Technology Commercialization in Developing Countries
Rice 360 has worked with the Jones Graduate School of Business to offer "Technology Commercialization in Developing Countries," a unique course taught by Dr. Marc Epstein. In the course, MBA students work in teams with undergraduate engineers to develop business plans for global health technologies, including technologies designed by students in the Beyond Traditional Borders initiative.
A Rice MBA student demonstrates the IV drip monitor to a health care provider in Rwanda.
Photo credit: Gale Wiley
In the first half of the course, students teams learn about their products, develop printed marketing materials, and refine their elevator pitches. Students then travel to a developing country -- past countries have included Rwanda and Liberia -- where they undertake field research for their business plans.

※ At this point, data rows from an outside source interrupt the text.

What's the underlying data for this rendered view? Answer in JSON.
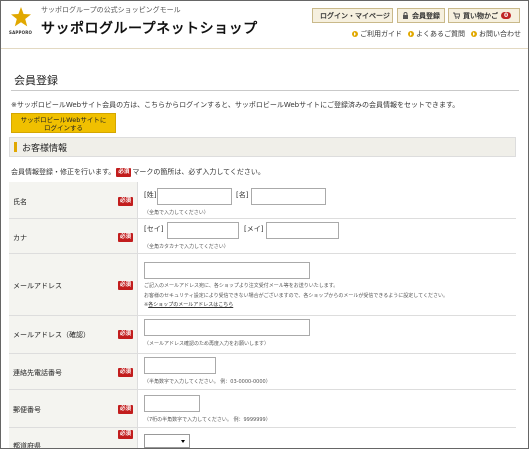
{
  "header": {
    "tagline": "サッポログループの公式ショッピングモール",
    "logo_text": "SAPPORO",
    "shop_title": "サッポログループネットショップ",
    "login_btn": "ログイン・マイページ",
    "register_btn": "会員登録",
    "cart_btn": "買い物かご",
    "cart_count": "0",
    "subnav": [
      "ご利用ガイド",
      "よくあるご質問",
      "お問い合わせ"
    ]
  },
  "page": {
    "title": "会員登録",
    "notice": "※サッポロビールWebサイト会員の方は、こちらからログインすると、サッポロビールWebサイトにご登録済みの会員情報をセットできます。",
    "sapporo_login_line1": "サッポロビールWebサイトに",
    "sapporo_login_line2": "ログインする",
    "section_title": "お客様情報",
    "intro_before": "会員情報登録・修正を行います。",
    "intro_after": "マークの箇所は、必ず入力してください。",
    "required_label": "必須"
  },
  "form": {
    "name": {
      "label": "氏名",
      "sei_label": "[姓]",
      "mei_label": "[名]",
      "hint": "（全角で入力してください）"
    },
    "kana": {
      "label": "カナ",
      "sei_label": "[セイ]",
      "mei_label": "[メイ]",
      "hint": "（全角カタカナで入力してください）"
    },
    "email": {
      "label": "メールアドレス",
      "hint1": "ご記入のメールアドレス宛に、各ショップより注文受付メール等をお送りいたします。",
      "hint2": "お客様のセキュリティ設定により受信できない場合がございますので、各ショップからのメールが受信できるように設定してください。",
      "hint3_prefix": "※",
      "hint3_link": "各ショップのメールアドレスはこちら"
    },
    "email_confirm": {
      "label": "メールアドレス（確認）",
      "hint": "（メールアドレス確認のため再度入力をお願いします）"
    },
    "phone": {
      "label": "連絡先電話番号",
      "hint": "（半角数字で入力してください。 例：03-0000-0000）"
    },
    "postal": {
      "label": "郵便番号",
      "hint": "（7桁の半角数字で入力してください。 例：9999999）"
    },
    "prefecture": {
      "label": "都道府県",
      "value": ""
    }
  },
  "colors": {
    "accent": "#e1a800",
    "required": "#c21d1d",
    "button_yellow": "#f0c000"
  }
}
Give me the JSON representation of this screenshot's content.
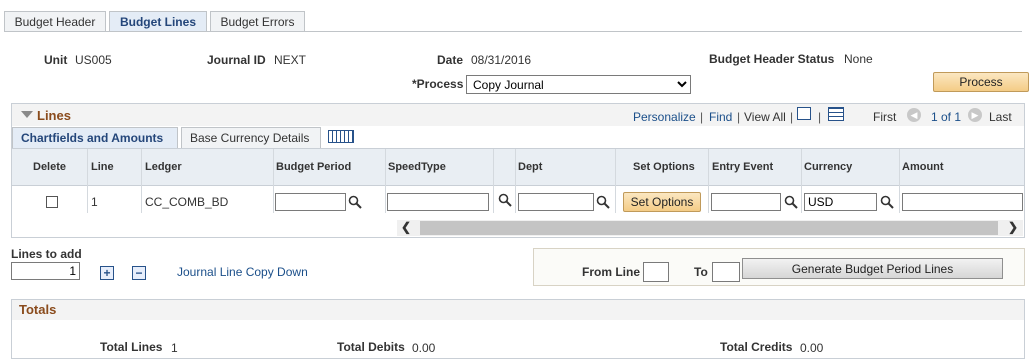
{
  "tabs": [
    {
      "label": "Budget Header"
    },
    {
      "label": "Budget Lines"
    },
    {
      "label": "Budget Errors"
    }
  ],
  "header": {
    "unit_label": "Unit",
    "unit_value": "US005",
    "journal_id_label": "Journal ID",
    "journal_id_value": "NEXT",
    "date_label": "Date",
    "date_value": "08/31/2016",
    "status_label": "Budget Header Status",
    "status_value": "None",
    "process_label": "*Process",
    "process_value": "Copy Journal",
    "process_button": "Process"
  },
  "lines": {
    "title": "Lines",
    "personalize": "Personalize",
    "find": "Find",
    "view_all": "View All",
    "pager_first": "First",
    "pager_range": "1 of 1",
    "pager_last": "Last",
    "subtabs": [
      "Chartfields and Amounts",
      "Base Currency Details"
    ],
    "columns": [
      "Delete",
      "Line",
      "Ledger",
      "Budget Period",
      "SpeedType",
      "Dept",
      "Set Options",
      "Entry Event",
      "Currency",
      "Amount"
    ],
    "row": {
      "line": "1",
      "ledger": "CC_COMB_BD",
      "budget_period": "",
      "speedtype": "",
      "dept": "",
      "set_options_label": "Set Options",
      "entry_event": "",
      "currency": "USD",
      "amount": ""
    }
  },
  "add_lines": {
    "label": "Lines to add",
    "value": "1",
    "copy_down": "Journal Line Copy Down"
  },
  "period_lines": {
    "from_label": "From Line",
    "to_label": "To",
    "from_value": "",
    "to_value": "",
    "generate_button": "Generate Budget Period Lines"
  },
  "totals": {
    "title": "Totals",
    "lines_label": "Total Lines",
    "lines_value": "1",
    "debits_label": "Total Debits",
    "debits_value": "0.00",
    "credits_label": "Total Credits",
    "credits_value": "0.00"
  },
  "colors": {
    "section_title": "#8a4b1c",
    "link": "#1b4f8a",
    "button_orange": "#f4cc86"
  }
}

The students meet with local manufacturers and distributors, government officials, healthcare providers, regulatory agency representatives, non-governmental organizations, and entrepreneurs. Students gather feedback on the design of their technologies and information for their business plans. In the second half of the course, students write their business plans and present them to potential investors and other stakeholders at a public event at Rice University.
Technologies have included a suite of medical backpacks, including general diagnostic, ob/gyn, dental, eyecare, and community health outreach; an IV-drip monitor to safely and accurately deliver IV fluid to children; a bubble Continuous Positive Airway Pressure device for neonates; the DoseRight syringe clip; a hand-powered centrifuge for the diagnosis of anemia; an LED-based phototherapy light to treat jaundice; and a filter-paper based anemia test.